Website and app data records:
--- START ---

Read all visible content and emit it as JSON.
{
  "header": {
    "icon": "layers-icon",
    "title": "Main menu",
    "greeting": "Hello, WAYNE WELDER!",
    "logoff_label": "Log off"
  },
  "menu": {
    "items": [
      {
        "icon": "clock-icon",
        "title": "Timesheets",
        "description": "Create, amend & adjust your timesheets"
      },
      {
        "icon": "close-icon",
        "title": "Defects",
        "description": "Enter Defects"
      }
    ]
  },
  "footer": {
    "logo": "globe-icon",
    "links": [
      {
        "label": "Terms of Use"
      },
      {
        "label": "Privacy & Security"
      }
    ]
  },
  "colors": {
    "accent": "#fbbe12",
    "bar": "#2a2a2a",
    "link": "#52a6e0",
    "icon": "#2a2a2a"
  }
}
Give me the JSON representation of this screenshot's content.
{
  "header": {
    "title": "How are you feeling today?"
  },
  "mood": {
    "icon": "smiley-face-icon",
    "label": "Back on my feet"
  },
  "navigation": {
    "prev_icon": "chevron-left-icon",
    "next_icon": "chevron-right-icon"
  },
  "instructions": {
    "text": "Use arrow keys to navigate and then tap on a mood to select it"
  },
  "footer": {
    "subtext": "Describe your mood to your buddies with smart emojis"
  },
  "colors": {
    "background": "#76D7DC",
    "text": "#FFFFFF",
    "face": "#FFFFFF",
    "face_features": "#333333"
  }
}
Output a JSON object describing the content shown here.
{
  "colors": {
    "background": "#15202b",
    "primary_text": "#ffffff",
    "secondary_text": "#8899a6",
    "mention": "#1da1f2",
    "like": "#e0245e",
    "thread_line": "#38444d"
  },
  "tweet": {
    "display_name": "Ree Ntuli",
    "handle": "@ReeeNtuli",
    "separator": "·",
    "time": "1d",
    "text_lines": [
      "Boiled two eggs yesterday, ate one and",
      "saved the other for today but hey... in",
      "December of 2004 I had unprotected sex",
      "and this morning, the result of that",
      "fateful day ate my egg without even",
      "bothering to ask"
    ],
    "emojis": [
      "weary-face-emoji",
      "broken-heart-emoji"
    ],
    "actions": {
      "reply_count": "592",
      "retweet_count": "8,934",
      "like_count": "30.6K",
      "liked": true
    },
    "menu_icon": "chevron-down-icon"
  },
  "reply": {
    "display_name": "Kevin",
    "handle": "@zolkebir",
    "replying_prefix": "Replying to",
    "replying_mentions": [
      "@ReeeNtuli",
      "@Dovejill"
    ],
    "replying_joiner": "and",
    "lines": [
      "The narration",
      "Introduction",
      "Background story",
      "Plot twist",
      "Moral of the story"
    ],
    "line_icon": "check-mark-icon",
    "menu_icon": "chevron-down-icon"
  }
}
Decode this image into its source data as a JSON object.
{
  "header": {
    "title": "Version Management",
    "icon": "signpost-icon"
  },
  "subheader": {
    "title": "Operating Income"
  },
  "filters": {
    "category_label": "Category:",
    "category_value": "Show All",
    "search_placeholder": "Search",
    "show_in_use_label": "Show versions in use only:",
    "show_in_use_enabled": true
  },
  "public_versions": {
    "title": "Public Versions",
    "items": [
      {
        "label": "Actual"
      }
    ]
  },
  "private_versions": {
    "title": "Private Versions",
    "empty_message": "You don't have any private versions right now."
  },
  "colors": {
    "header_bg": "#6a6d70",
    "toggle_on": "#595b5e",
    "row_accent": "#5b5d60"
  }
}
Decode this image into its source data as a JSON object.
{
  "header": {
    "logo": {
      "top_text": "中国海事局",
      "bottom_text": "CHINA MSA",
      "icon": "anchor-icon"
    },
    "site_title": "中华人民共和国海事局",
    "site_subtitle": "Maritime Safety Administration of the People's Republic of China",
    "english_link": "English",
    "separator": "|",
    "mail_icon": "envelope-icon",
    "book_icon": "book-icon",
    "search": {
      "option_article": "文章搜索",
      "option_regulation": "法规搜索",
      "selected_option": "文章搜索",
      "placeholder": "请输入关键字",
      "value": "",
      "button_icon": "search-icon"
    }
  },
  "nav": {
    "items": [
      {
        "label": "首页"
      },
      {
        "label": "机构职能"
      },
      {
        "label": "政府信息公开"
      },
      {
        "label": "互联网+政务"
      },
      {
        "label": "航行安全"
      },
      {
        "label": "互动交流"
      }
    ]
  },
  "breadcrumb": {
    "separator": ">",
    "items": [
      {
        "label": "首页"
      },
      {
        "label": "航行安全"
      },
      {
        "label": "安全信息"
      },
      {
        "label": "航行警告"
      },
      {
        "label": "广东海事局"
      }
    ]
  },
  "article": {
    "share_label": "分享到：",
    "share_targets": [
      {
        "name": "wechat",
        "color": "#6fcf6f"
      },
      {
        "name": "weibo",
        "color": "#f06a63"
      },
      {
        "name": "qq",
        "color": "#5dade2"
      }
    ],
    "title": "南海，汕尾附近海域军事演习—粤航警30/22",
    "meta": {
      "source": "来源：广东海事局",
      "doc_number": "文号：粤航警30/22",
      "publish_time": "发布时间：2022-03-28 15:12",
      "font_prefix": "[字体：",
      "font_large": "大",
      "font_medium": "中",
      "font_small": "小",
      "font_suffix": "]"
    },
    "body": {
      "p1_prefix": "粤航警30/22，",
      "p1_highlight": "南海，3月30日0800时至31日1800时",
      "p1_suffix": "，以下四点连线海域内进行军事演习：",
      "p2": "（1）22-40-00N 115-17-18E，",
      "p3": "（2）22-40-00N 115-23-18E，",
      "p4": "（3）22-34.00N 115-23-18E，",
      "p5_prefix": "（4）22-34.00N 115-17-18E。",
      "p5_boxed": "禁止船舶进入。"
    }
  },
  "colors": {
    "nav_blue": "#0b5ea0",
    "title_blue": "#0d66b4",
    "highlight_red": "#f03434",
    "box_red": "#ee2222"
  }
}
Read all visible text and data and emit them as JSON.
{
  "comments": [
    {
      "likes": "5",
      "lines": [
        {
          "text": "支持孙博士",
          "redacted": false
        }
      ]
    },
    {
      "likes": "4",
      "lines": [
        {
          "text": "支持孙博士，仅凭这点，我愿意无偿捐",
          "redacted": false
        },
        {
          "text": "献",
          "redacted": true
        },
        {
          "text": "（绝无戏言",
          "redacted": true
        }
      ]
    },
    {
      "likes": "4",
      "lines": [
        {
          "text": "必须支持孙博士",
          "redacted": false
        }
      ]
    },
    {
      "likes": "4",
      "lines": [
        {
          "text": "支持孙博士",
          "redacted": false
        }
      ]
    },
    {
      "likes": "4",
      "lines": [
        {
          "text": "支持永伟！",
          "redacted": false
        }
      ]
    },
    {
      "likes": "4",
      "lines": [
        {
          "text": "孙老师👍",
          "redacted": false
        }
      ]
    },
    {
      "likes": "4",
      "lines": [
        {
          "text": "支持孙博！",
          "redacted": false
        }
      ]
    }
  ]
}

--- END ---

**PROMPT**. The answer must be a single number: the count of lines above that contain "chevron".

**EXERCISE ANSWER**. 4